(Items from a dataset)
=====

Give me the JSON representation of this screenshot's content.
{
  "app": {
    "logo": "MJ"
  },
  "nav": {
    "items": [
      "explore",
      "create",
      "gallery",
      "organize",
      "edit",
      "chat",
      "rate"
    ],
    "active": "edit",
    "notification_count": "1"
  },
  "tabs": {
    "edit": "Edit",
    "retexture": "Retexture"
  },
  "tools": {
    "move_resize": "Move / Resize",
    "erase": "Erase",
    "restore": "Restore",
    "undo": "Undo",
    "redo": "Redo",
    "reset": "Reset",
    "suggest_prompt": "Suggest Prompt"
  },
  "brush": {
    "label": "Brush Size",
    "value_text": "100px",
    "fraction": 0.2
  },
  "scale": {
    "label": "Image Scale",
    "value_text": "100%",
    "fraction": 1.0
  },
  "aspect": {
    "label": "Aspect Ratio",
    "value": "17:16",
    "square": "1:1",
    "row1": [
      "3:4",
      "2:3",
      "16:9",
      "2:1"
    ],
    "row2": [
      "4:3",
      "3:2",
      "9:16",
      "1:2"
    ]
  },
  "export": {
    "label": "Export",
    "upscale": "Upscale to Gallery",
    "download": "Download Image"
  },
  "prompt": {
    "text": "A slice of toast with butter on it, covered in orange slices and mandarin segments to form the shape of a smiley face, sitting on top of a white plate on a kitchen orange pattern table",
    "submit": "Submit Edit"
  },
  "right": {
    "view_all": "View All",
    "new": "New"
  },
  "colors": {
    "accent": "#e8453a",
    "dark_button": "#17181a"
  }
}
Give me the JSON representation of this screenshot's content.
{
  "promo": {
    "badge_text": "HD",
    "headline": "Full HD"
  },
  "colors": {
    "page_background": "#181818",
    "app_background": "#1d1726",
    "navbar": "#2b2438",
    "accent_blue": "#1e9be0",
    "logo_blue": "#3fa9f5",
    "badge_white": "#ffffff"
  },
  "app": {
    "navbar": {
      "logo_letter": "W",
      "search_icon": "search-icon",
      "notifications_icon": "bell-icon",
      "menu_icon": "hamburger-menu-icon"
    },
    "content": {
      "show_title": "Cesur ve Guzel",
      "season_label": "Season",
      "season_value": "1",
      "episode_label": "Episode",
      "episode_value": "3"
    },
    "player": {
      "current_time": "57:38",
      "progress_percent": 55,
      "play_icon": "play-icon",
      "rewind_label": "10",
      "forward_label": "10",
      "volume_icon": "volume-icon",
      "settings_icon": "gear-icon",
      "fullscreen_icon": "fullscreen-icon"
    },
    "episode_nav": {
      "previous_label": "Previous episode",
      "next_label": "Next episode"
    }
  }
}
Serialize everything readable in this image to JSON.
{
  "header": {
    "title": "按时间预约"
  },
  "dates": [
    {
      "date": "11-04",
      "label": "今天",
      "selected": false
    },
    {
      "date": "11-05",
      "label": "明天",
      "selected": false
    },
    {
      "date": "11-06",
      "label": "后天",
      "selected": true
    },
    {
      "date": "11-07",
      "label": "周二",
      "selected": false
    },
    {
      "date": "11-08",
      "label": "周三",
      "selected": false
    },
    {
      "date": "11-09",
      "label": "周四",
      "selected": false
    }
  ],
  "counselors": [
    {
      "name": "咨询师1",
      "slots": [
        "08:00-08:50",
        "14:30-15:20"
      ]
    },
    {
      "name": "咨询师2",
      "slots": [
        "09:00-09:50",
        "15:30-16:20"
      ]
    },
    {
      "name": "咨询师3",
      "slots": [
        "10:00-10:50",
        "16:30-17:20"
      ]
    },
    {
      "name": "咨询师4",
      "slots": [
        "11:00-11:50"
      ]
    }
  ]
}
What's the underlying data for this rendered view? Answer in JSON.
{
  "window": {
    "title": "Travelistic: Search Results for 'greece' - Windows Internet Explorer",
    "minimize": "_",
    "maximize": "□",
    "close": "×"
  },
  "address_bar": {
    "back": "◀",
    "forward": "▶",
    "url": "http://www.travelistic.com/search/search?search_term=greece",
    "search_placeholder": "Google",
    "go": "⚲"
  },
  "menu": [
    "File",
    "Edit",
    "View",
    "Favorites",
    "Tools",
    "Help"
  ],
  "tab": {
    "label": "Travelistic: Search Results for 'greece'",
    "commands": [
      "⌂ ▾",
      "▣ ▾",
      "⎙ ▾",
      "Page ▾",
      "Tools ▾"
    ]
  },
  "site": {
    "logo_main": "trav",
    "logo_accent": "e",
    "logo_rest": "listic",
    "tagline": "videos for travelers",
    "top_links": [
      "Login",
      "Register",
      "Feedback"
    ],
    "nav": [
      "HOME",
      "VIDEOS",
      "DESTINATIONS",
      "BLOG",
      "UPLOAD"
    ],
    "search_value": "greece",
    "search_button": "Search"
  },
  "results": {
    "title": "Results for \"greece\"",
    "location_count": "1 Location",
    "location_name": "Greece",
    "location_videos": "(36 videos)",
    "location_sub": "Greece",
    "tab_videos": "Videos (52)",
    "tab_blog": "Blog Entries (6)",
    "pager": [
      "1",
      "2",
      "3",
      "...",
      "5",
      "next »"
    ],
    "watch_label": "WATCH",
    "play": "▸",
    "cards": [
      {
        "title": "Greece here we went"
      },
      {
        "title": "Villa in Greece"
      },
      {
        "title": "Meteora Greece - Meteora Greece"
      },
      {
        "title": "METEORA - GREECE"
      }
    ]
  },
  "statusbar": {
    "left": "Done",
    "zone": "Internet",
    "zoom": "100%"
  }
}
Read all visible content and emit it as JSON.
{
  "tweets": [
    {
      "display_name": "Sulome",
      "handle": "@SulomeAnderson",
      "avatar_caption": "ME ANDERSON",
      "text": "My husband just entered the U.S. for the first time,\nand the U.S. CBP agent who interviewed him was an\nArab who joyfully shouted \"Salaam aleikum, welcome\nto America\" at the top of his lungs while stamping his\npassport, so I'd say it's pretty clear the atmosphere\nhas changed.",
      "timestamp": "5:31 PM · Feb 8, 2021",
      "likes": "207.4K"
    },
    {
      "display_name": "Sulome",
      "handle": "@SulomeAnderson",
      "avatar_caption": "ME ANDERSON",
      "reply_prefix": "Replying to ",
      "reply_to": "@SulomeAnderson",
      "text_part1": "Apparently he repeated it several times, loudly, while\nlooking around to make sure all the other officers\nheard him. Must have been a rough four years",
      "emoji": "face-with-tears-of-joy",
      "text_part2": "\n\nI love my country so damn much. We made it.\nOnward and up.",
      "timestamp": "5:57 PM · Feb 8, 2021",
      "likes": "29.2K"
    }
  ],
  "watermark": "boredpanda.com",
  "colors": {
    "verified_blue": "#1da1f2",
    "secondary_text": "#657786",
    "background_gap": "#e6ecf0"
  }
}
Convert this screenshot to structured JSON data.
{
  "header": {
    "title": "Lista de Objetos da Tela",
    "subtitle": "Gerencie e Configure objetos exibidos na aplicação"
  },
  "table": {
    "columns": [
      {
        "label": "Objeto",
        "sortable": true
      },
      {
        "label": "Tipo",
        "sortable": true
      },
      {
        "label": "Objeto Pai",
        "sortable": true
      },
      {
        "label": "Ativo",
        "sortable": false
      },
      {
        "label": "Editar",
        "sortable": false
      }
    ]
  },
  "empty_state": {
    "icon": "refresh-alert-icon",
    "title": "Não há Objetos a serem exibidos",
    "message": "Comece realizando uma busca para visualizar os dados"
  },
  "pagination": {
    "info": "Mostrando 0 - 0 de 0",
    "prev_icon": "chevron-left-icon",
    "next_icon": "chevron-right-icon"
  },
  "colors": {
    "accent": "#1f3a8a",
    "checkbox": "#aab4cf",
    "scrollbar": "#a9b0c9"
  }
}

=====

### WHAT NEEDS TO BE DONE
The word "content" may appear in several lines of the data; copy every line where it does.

### RESULT OF THIS TASK
Give me the JSON representation of this screenshot's content.
Give me the JSON representation of this screenshot's content.
    "content": {
Read all visible content and emit it as JSON.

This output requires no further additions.